The Gulf of Maine is growing warmer and saltier, and those changes have led to a substantial decrease in the productivity of phytoplankton that are the center of the marine food web. Specifically, phytoplankton in the gulf are now about 65 percent less productive than they were two decades ago, scientists from Bigelow Laboratory for Ocean Sciences reported in research published on June 7, 2022.
The Gulf of Maine helps fuel New England’s marine ecosystems and maritime economy. Like plants on land, phytoplankton absorb carbon dioxide from the atmosphere and use sunlight to grow via photosynthesis; they then become food for other organisms. Disruptions to the productivity of these microscopic organisms can lead to adverse effects on the region’s fisheries and the communities that depend on them.
Research published in 2021 showed that the Gulf of Maine has been warming faster than most ocean basins. In the new effort from Bigelow, funded in part by NASA, scientists showed how that warming has affected the phytoplankton.
The natural-color image above shows the northwest Atlantic Ocean blooming with phytoplankton on June 5, 2022, as observed by the Moderate Resolution Imaging Spectroradiometer on NASA’s Aqua satellite.
“Phytoplankton are at the base of the marine food web on which all of life in the ocean depends, so it’s incredibly significant that its productivity has decreased,” said William Balch, a Bigelow Laboratory scientist who co-led the study. “A drop of 65 percent will undoubtedly have an effect on the carbon flowing through the marine food web, through phytoplankton-eating zooplankton, and up to fish and apex predators.”
The findings are the result of an analysis of the Gulf of Maine North Atlantic Time Series (GNATS), a 23-year sampling program that has measured the temperature, salinity, and other chemical, biological, and optical properties of the gulf. Balch says the changes that they are recording show an intricate connection between the gulf and the greater Atlantic Ocean.
“It’s all being driven by this gigantic windmill effect happening out in the North Atlantic, which is also changing the circulation coming into the Gulf of Maine,” Balch explained. “There used to be these inflows from the North Atlantic bringing water from the southward-flowing Labrador Current, making the gulf cooler and fresher, as opposed to warmer and saltier, which is where we are now.”
Since 1998, Bigelow Laboratory has tracked biogeochemical changes in the gulf by collecting water samples via commercial ferries and research vessels cruising along the same routes repeatedly.
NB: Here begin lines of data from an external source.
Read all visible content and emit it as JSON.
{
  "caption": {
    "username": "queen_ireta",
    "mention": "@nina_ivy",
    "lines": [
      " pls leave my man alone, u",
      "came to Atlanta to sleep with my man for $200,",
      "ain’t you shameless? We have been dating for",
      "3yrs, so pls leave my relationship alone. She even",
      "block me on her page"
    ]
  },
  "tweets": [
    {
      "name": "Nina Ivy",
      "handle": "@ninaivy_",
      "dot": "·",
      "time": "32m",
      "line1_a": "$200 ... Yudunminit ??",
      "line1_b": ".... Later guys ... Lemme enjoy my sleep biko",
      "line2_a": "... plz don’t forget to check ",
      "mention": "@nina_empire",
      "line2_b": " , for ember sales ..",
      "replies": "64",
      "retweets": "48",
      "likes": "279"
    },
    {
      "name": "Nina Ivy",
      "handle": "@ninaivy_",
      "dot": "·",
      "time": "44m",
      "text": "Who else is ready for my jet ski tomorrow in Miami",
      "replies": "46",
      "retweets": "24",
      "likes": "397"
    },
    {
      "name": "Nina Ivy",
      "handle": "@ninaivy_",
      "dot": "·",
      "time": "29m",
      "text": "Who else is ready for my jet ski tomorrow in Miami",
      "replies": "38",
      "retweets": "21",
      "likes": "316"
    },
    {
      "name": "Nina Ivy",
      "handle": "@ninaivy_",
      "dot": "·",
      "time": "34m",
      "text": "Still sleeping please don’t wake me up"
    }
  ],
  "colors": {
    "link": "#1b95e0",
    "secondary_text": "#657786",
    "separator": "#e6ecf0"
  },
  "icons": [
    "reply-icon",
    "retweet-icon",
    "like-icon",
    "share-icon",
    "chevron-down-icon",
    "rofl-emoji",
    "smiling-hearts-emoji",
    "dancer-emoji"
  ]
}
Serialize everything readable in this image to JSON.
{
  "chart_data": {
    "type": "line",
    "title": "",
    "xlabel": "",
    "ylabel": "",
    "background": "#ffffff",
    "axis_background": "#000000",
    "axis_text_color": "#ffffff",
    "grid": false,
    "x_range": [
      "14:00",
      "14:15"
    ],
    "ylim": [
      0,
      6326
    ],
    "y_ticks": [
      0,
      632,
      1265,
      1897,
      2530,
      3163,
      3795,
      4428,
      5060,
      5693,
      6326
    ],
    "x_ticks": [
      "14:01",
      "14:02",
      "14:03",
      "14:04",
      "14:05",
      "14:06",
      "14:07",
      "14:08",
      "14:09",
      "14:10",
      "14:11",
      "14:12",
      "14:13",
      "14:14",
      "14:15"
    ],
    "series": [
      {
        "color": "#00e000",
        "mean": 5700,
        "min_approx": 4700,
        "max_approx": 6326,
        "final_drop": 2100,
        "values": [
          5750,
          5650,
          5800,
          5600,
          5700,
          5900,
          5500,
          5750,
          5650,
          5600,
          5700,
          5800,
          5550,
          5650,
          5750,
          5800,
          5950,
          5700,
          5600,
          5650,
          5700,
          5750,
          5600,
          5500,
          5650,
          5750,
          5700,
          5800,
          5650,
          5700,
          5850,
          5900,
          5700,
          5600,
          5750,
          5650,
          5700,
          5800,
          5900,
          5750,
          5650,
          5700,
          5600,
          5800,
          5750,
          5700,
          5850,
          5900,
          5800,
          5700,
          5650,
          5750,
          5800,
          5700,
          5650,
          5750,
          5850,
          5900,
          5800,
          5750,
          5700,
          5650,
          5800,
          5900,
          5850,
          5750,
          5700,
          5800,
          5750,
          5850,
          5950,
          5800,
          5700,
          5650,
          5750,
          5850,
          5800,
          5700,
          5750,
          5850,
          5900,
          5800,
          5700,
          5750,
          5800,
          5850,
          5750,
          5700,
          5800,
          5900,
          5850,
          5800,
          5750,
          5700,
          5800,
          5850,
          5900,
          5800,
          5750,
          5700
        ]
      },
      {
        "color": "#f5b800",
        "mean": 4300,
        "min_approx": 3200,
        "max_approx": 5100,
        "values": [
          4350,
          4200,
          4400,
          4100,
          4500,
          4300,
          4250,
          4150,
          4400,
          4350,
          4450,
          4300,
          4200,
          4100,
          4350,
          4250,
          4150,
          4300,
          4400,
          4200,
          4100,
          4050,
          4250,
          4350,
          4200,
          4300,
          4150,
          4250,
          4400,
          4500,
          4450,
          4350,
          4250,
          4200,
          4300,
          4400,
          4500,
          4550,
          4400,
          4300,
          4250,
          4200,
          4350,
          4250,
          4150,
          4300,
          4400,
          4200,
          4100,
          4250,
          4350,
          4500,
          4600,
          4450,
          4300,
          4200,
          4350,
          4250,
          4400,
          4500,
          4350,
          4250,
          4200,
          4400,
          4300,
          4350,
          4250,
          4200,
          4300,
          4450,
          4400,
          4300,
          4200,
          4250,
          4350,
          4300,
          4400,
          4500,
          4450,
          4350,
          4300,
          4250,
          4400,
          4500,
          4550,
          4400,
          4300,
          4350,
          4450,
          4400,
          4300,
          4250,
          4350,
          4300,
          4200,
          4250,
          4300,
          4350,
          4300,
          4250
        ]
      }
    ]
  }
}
They also use autonomous gliders that cross the same sampling lines.
Such in situ measurements are critical for making sure satellite observations are accurate and for filling in gaps on days when skies are cloudy or foggy. NASA acquires ocean color data through Aqua, Terra, and other satellites. The upcoming Plankton, Aerosol, Cloud, ocean Ecosystem (PACE) mission is expected to significantly improve and extend observations of the many colors of the ocean associated with different types and concentrations of phytoplankton.
“We are focused very much on that lower level, the phytoplankton level,” said Bigelow Laboratory scientist and project co-lead Catherine Mitchell. “But the changes at that level can have all these implications at the higher species, the fisheries, the lobster, and all those kinds of industries that are important within the state of Maine and other states that border the gulf.”
“If you're trying to look at something like climate change,” Balch added, “the statistical power of sampling over and over again the same exact water masses is really powerful stuff.” The GNATS dataset is available for scientific, commercial, and educational purposes via NASA’s repository for in situ oceanographic and atmospheric data.
NASA Earth Observatory image by Lauren Dauphin, using MODIS data from NASA EOSDIS LANCE and GIBS/Worldview. Story by Roberto Molar-Candanosa, NASA’s Earth Science News Team.